What other artist currently working do you admire?
Tauba Auerbach and Ry Rocklen are two current artists that are beyond inspiring. Pretty much for the same reasons that I mentioned for Judd.
Tauba is a painter and sculptor in NYC whose work is very mathematical and SMART. It’s really mind blowing. She will find scientists and scholars to learn from and collaborate with. What I really love though is that she also works very hands on with the fabricators and learns these new processes along the way. It seems she’s always working in a new medium and is always excited to share the things she’s seen and learned.
Ry is an artist in LA who’s work is based on everyday objects he finds in the streets of LA. It’s so conceptual I have a hard time describing the work to people. But it’s so fun and beautiful and intriguing. I’m always smiling when I’m thinking about it.
What do you hope to share with those who purchase your art and bring it intimately into their lives?
Lately I’ve been thinking about the legacy of these things I make. I think what’s special about them is their subtlety. I have them hanging all over my house. And there might be days that I don’t really notice them at all. But other days where I wake up looking at one in the bedroom and I lay there meditate on it for an hour.

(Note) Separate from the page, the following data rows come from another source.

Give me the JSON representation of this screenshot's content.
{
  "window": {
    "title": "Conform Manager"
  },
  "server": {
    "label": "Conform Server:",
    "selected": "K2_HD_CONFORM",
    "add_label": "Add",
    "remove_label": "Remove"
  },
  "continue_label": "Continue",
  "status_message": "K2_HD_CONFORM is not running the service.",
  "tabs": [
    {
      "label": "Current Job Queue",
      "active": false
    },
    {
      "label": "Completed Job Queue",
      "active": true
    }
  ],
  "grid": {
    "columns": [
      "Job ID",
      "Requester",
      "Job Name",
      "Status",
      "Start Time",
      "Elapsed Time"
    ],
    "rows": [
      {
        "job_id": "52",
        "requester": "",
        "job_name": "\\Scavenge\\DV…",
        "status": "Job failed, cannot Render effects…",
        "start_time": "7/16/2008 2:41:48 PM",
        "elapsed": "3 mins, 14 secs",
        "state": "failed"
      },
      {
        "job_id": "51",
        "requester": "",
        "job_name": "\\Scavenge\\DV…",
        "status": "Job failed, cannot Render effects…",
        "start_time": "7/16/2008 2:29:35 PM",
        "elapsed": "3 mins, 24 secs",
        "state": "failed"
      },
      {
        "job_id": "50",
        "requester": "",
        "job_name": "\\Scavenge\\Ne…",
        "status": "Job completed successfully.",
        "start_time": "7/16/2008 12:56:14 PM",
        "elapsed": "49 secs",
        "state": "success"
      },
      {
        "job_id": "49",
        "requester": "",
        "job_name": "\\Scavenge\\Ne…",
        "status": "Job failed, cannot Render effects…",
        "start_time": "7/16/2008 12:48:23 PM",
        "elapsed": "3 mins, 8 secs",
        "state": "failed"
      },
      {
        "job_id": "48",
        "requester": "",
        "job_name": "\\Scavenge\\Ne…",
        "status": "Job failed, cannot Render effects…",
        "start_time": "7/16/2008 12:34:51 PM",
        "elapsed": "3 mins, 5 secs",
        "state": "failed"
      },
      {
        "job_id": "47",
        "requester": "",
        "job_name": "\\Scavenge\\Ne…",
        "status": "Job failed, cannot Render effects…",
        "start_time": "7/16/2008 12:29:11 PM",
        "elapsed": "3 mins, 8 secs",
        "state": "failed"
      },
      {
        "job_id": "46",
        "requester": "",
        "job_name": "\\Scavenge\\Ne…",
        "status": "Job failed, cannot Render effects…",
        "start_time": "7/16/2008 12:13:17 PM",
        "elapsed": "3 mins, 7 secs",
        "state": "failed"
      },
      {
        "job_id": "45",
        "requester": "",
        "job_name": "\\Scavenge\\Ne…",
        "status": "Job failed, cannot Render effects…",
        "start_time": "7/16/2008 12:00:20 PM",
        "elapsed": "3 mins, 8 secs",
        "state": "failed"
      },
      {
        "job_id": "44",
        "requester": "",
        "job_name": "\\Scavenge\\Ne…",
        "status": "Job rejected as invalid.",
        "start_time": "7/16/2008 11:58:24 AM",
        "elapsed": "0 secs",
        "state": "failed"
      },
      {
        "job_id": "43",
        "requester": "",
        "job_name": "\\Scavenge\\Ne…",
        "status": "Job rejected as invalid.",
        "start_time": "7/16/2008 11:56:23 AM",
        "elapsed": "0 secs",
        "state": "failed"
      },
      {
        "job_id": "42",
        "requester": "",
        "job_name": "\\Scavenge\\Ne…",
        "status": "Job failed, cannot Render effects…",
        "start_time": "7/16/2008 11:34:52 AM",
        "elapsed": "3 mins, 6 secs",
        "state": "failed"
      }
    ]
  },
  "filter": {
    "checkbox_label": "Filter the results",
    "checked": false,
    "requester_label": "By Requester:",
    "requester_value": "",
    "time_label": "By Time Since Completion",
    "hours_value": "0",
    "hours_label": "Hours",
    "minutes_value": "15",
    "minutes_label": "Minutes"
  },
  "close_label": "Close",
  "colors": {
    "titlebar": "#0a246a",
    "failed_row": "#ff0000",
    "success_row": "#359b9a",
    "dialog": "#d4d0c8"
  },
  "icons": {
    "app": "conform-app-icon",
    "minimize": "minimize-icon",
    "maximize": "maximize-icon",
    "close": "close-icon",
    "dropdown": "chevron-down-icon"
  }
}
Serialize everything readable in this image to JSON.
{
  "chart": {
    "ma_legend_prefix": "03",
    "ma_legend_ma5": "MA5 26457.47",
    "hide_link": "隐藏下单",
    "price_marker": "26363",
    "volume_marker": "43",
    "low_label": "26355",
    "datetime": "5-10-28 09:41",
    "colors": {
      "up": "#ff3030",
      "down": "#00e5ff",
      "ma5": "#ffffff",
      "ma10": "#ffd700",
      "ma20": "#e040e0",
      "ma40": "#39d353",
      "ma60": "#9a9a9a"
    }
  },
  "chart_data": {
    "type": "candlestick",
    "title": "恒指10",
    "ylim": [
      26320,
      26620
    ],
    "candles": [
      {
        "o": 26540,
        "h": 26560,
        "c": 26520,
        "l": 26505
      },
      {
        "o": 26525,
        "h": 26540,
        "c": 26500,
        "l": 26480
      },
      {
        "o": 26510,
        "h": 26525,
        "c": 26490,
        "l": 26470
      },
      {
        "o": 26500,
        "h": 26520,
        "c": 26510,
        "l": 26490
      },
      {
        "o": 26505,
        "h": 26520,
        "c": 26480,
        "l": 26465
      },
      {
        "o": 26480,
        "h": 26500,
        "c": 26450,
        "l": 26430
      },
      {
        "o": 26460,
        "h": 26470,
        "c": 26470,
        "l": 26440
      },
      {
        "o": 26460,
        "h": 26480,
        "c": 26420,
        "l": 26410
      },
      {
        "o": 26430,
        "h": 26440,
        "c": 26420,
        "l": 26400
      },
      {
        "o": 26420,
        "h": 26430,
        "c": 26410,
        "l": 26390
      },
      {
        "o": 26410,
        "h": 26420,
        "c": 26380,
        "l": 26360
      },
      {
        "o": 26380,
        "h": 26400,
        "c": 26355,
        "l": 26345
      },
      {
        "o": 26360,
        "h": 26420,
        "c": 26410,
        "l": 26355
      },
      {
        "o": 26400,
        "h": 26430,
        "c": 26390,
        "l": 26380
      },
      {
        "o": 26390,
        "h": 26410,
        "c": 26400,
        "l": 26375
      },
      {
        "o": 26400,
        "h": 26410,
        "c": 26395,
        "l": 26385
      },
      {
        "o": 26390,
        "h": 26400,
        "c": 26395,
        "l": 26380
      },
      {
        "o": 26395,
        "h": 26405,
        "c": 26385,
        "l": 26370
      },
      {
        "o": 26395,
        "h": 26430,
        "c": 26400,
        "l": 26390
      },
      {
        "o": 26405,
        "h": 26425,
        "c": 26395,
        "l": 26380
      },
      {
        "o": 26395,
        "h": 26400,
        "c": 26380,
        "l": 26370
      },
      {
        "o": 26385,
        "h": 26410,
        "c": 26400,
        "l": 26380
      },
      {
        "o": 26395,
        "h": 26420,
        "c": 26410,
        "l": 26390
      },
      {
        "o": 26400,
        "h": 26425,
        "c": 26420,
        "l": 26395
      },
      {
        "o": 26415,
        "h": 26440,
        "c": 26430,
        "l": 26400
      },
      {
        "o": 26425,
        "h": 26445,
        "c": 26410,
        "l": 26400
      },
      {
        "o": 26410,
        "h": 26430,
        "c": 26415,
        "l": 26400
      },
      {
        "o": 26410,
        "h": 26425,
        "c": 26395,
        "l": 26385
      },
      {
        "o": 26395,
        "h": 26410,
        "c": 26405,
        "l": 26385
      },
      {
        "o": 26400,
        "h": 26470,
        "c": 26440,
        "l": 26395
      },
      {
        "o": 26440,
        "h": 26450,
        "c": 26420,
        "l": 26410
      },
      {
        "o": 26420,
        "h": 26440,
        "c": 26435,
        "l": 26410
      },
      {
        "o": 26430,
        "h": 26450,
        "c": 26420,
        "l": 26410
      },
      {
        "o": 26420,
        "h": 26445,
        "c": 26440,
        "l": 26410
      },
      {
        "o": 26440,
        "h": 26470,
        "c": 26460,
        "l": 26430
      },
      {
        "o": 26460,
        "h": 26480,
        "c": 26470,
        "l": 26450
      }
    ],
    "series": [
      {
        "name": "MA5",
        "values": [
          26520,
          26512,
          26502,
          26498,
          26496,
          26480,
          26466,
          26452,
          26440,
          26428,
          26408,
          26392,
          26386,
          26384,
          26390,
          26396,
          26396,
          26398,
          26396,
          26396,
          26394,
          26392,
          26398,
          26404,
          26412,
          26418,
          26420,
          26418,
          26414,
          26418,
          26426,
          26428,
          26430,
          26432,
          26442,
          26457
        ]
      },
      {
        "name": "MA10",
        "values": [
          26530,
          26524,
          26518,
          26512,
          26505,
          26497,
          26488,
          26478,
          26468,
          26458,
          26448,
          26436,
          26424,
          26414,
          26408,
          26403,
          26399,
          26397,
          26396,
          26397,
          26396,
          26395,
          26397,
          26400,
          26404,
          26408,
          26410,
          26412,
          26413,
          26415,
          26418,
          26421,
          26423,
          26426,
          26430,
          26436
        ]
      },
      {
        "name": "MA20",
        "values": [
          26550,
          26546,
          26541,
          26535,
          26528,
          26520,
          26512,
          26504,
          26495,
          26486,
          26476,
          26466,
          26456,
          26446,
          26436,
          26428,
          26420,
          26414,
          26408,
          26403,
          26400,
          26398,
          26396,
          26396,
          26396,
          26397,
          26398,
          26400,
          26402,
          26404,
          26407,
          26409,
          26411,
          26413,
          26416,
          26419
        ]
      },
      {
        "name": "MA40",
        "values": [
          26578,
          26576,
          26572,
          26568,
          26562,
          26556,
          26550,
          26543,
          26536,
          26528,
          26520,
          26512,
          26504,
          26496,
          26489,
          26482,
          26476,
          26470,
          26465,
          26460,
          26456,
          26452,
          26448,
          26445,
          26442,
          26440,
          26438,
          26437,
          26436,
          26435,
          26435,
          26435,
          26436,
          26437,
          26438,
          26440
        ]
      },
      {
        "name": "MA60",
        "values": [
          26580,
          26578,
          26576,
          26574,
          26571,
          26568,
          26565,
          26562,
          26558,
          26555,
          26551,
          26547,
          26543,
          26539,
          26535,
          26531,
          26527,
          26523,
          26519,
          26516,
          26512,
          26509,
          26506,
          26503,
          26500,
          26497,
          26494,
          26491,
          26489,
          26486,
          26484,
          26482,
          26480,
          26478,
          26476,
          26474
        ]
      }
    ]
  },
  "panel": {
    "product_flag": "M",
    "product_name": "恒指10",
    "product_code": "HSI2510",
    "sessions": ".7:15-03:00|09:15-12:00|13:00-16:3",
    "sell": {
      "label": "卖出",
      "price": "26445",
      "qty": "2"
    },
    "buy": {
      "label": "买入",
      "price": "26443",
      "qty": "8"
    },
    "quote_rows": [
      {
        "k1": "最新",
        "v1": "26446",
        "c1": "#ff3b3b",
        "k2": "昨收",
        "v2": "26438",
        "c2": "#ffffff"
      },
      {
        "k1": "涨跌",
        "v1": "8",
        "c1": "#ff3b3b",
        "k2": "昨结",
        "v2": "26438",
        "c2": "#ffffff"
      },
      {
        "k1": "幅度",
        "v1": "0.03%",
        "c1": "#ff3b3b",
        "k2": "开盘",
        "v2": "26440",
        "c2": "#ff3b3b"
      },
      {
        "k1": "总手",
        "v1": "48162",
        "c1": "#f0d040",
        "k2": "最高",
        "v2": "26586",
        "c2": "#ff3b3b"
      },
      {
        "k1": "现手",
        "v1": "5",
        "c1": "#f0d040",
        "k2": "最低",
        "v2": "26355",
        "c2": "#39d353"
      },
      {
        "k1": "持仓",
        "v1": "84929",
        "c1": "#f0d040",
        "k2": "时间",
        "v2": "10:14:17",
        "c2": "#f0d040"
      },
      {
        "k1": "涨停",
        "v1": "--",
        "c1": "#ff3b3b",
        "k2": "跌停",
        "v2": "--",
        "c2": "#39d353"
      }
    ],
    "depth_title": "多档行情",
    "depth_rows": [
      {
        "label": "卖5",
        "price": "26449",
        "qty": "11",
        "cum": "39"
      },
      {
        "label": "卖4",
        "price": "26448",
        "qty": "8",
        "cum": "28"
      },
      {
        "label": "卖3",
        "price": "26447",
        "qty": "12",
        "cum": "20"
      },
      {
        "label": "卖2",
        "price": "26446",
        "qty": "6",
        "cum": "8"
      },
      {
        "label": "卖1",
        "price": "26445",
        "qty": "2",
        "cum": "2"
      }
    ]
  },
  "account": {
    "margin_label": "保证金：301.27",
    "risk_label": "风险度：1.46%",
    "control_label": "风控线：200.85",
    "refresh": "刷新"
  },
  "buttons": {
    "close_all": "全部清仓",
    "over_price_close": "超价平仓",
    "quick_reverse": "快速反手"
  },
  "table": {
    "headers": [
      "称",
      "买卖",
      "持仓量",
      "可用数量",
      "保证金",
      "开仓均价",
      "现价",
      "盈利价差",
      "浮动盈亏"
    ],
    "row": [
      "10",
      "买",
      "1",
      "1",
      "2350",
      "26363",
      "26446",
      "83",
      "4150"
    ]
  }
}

I like to think about people owning them for years or decades. And kids growing up with them.
I gave a friend a piece for her kids second birthday. Well, I guess I gave it to Emmanuelle but obviously he didn’t care about it. But like to think about him growing up looking at it hanging in his window. It will just be something he grows up with and maybe ignores it for awhile the older he gets. But I also hope that when he gets his own place he’ll want to take it with him. It’s like this permanent thing in his life.